● **DATA LISTING**
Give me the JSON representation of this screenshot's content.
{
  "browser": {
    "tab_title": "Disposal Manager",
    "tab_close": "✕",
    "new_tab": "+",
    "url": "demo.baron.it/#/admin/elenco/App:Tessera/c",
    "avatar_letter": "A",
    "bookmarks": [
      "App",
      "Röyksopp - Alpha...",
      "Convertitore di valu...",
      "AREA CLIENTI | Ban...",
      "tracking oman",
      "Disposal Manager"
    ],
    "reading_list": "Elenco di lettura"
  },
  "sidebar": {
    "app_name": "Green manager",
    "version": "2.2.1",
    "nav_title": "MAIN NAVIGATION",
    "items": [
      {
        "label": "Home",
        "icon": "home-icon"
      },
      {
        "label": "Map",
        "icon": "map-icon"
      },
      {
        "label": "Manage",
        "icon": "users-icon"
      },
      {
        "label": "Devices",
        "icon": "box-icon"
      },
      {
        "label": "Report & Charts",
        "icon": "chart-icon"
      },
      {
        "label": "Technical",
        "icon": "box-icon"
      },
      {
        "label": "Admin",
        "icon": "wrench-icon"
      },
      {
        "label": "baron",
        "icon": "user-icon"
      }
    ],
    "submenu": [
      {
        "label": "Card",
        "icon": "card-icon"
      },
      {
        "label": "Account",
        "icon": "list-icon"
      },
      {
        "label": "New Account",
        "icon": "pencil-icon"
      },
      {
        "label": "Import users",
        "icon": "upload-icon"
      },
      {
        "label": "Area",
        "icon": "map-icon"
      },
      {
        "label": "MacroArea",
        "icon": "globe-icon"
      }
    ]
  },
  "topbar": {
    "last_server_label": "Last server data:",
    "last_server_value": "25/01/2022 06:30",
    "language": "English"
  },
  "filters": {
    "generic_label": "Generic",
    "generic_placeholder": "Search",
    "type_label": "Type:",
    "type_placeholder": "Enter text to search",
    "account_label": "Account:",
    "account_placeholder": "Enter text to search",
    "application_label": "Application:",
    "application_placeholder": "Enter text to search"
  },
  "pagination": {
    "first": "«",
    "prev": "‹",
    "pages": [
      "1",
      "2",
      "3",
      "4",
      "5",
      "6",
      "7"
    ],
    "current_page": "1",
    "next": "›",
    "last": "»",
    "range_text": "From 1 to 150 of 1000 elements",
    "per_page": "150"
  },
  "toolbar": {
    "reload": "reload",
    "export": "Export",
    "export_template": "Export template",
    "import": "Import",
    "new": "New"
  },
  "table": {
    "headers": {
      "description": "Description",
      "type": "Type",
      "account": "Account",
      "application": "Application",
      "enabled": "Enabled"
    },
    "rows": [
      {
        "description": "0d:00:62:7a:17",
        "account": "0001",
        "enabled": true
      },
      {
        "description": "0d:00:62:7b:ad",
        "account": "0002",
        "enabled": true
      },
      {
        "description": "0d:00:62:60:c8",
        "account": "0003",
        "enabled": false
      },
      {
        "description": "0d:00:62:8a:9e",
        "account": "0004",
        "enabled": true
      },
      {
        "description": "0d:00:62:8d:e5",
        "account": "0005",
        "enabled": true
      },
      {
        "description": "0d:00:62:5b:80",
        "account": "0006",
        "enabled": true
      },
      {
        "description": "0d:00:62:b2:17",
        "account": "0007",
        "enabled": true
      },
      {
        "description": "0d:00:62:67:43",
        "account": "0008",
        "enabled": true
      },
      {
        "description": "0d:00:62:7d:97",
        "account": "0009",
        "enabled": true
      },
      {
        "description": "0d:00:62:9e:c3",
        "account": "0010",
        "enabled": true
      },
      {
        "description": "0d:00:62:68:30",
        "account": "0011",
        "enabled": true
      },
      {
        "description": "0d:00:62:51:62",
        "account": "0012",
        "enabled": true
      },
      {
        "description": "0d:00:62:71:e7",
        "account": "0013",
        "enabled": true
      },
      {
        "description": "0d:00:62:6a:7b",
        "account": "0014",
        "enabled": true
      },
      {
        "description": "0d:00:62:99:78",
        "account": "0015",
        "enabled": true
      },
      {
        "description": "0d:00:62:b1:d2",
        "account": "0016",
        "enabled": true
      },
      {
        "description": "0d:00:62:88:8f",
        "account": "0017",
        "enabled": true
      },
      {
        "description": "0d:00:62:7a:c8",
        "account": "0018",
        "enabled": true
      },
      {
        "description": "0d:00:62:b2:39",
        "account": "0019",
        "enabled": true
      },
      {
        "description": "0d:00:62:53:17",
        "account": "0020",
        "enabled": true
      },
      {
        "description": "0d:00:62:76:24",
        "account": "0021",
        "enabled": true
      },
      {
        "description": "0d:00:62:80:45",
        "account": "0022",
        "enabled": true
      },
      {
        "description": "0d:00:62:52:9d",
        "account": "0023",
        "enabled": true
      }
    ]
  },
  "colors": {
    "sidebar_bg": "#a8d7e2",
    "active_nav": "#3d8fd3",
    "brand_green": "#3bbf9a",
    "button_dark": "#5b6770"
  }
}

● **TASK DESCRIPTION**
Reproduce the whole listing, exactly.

● **SOLUTION TO THE EXERCISE**
Give me the JSON representation of this screenshot's content.
{
  "browser": {
    "tab_title": "Disposal Manager",
    "tab_close": "✕",
    "new_tab": "+",
    "url": "demo.baron.it/#/admin/elenco/App:Tessera/c",
    "avatar_letter": "A",
    "bookmarks": [
      "App",
      "Röyksopp - Alpha...",
      "Convertitore di valu...",
      "AREA CLIENTI | Ban...",
      "tracking oman",
      "Disposal Manager"
    ],
    "reading_list": "Elenco di lettura"
  },
  "sidebar": {
    "app_name": "Green manager",
    "version": "2.2.1",
    "nav_title": "MAIN NAVIGATION",
    "items": [
      {
        "label": "Home",
        "icon": "home-icon"
      },
      {
        "label": "Map",
        "icon": "map-icon"
      },
      {
        "label": "Manage",
        "icon": "users-icon"
      },
      {
        "label": "Devices",
        "icon": "box-icon"
      },
      {
        "label": "Report & Charts",
        "icon": "chart-icon"
      },
      {
        "label": "Technical",
        "icon": "box-icon"
      },
      {
        "label": "Admin",
        "icon": "wrench-icon"
      },
      {
        "label": "baron",
        "icon": "user-icon"
      }
    ],
    "submenu": [
      {
        "label": "Card",
        "icon": "card-icon"
      },
      {
        "label": "Account",
        "icon": "list-icon"
      },
      {
        "label": "New Account",
        "icon": "pencil-icon"
      },
      {
        "label": "Import users",
        "icon": "upload-icon"
      },
      {
        "label": "Area",
        "icon": "map-icon"
      },
      {
        "label": "MacroArea",
        "icon": "globe-icon"
      }
    ]
  },
  "topbar": {
    "last_server_label": "Last server data:",
    "last_server_value": "25/01/2022 06:30",
    "language": "English"
  },
  "filters": {
    "generic_label": "Generic",
    "generic_placeholder": "Search",
    "type_label": "Type:",
    "type_placeholder": "Enter text to search",
    "account_label": "Account:",
    "account_placeholder": "Enter text to search",
    "application_label": "Application:",
    "application_placeholder": "Enter text to search"
  },
  "pagination": {
    "first": "«",
    "prev": "‹",
    "pages": [
      "1",
      "2",
      "3",
      "4",
      "5",
      "6",
      "7"
    ],
    "current_page": "1",
    "next": "›",
    "last": "»",
    "range_text": "From 1 to 150 of 1000 elements",
    "per_page": "150"
  },
  "toolbar": {
    "reload": "reload",
    "export": "Export",
    "export_template": "Export template",
    "import": "Import",
    "new": "New"
  },
  "table": {
    "headers": {
      "description": "Description",
      "type": "Type",
      "account": "Account",
      "application": "Application",
      "enabled": "Enabled"
    },
    "rows": [
      {
        "description": "0d:00:62:7a:17",
        "account": "0001",
        "enabled": true
      },
      {
        "description": "0d:00:62:7b:ad",
        "account": "0002",
        "enabled": true
      },
      {
        "description": "0d:00:62:60:c8",
        "account": "0003",
        "enabled": false
      },
      {
        "description": "0d:00:62:8a:9e",
        "account": "0004",
        "enabled": true
      },
      {
        "description": "0d:00:62:8d:e5",
        "account": "0005",
        "enabled": true
      },
      {
        "description": "0d:00:62:5b:80",
        "account": "0006",
        "enabled": true
      },
      {
        "description": "0d:00:62:b2:17",
        "account": "0007",
        "enabled": true
      },
      {
        "description": "0d:00:62:67:43",
        "account": "0008",
        "enabled": true
      },
      {
        "description": "0d:00:62:7d:97",
        "account": "0009",
        "enabled": true
      },
      {
        "description": "0d:00:62:9e:c3",
        "account": "0010",
        "enabled": true
      },
      {
        "description": "0d:00:62:68:30",
        "account": "0011",
        "enabled": true
      },
      {
        "description": "0d:00:62:51:62",
        "account": "0012",
        "enabled": true
      },
      {
        "description": "0d:00:62:71:e7",
        "account": "0013",
        "enabled": true
      },
      {
        "description": "0d:00:62:6a:7b",
        "account": "0014",
        "enabled": true
      },
      {
        "description": "0d:00:62:99:78",
        "account": "0015",
        "enabled": true
      },
      {
        "description": "0d:00:62:b1:d2",
        "account": "0016",
        "enabled": true
      },
      {
        "description": "0d:00:62:88:8f",
        "account": "0017",
        "enabled": true
      },
      {
        "description": "0d:00:62:7a:c8",
        "account": "0018",
        "enabled": true
      },
      {
        "description": "0d:00:62:b2:39",
        "account": "0019",
        "enabled": true
      },
      {
        "description": "0d:00:62:53:17",
        "account": "0020",
        "enabled": true
      },
      {
        "description": "0d:00:62:76:24",
        "account": "0021",
        "enabled": true
      },
      {
        "description": "0d:00:62:80:45",
        "account": "0022",
        "enabled": true
      },
      {
        "description": "0d:00:62:52:9d",
        "account": "0023",
        "enabled": true
      }
    ]
  },
  "colors": {
    "sidebar_bg": "#a8d7e2",
    "active_nav": "#3d8fd3",
    "brand_green": "#3bbf9a",
    "button_dark": "#5b6770"
  }
}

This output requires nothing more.